CPAC 2015CPAC 2015
Dr. Ben CarsonPhotograph by Bill Clark — CQ-Roll Call,Inc./Getty Images

The latest polls are in, and they’re showing that Donald Trump is no longer leading the Republican field in Iowa. And he wasn’t overcome by an established politician like Jeb Bush or Marco Rubio, but by fellow outsider Ben Carson.

The retired neurosurgeon from Baltimore has 28% of Republican primary voters’ support in the Hawkeye State, according to the latest Bloomberg/Des Moines Register poll. Carson first gained political fame after denouncing President Obama to his face at the 2013 National Prayer breakfast, and he hasn’t stepped off the national stage since.

Carson’s lead in Iowa is likely on account of one simple reason—unlike Donald Trump, he is running the kind of divisive campaign that particularly appeals to Christian conservatives, who account for a significant portion of Iowa Republican Caucus voters.

Evangelical Christians make up about 60% of Iowa’s Republican Caucus attendees, according to the New York Times. They have an outsize influence on this contest, which just happens to be the first in the nation. The victors of the last two Iowa Republican caucuses were Mike Huckabee and Rick Santorum. (Santorum just barely edged out the eventual Republican presidential nominee Mitt Romney.) Both of those candidates based their campaigns on their religious conservatism, making issues like gay marriage and abortion their primary talking points.

Carson is a devout Christian and he’s not afraid to talk about it. He has taken it even further, though, saying that he didn’t think a Muslim should be president and doubling down on that notion when asked about it again. When addressing the subject of gun control, he has asserted that arming Jewish people could have helped to prevent the Holocaust. Gun control isn’t, strictly speaking, a Christian values issue, but it’s an issue that does hold sway with cultural conservatives.

Trump, on the other hand, has played the racial division game more than the religious one, with his blunt talk about immigration and his controversial campaign announcement in which he called illegal immigrants rapists. Iowa is around 87% white, according to census figures, and only around 6% Hispanic or Latino.

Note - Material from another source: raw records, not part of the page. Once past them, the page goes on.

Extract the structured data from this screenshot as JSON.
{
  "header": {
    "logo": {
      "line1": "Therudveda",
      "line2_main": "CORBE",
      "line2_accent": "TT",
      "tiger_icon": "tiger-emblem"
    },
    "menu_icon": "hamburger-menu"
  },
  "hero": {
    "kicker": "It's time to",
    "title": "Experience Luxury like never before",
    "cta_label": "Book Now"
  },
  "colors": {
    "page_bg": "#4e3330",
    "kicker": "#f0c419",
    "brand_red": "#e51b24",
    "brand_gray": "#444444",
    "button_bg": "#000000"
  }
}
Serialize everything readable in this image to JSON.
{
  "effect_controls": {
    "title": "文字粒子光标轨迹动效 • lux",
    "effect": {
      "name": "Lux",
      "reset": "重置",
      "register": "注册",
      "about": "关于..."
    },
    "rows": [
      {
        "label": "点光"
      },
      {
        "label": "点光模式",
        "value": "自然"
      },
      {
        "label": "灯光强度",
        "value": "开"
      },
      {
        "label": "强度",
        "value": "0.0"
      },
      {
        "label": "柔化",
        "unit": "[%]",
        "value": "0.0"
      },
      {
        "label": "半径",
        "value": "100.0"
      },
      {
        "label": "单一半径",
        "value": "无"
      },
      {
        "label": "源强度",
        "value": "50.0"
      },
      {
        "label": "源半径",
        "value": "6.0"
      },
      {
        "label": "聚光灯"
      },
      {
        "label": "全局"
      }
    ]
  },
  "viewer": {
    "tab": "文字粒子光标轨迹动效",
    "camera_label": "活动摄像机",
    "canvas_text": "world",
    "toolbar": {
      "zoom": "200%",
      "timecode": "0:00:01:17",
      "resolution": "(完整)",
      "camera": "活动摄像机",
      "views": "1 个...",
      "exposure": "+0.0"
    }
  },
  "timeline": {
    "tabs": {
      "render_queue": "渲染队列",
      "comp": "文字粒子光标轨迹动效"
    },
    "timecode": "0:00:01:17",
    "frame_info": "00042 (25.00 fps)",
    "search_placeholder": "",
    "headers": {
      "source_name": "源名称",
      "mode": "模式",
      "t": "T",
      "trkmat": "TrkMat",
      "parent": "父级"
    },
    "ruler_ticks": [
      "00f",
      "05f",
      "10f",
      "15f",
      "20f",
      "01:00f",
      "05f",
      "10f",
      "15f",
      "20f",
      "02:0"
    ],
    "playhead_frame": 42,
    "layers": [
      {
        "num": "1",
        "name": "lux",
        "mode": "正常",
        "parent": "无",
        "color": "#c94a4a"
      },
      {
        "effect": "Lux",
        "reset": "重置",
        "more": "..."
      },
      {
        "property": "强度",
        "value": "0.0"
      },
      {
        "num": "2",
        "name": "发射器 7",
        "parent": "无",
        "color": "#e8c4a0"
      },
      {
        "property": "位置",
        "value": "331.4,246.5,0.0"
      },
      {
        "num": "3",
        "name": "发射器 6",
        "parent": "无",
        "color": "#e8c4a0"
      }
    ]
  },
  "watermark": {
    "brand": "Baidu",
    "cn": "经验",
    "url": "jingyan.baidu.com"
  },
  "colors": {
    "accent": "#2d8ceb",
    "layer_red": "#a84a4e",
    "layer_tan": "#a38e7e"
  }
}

Anti-immigrant rhetoric doesn’t have the same impact there as it might have in states where the portion of non-white people and immigrants is higher.

All political campaigns are, at the end, at least a bit about division. The rhetoric of many on the left is about setting the working class against the rich, as anyone who has listened to a Bernie Sanders speech can tell you. The differing campaign tones taken by Carson and Trump sets them apart. And, at least in Iowa, Carson’s seems to be resonating more than Trump’s.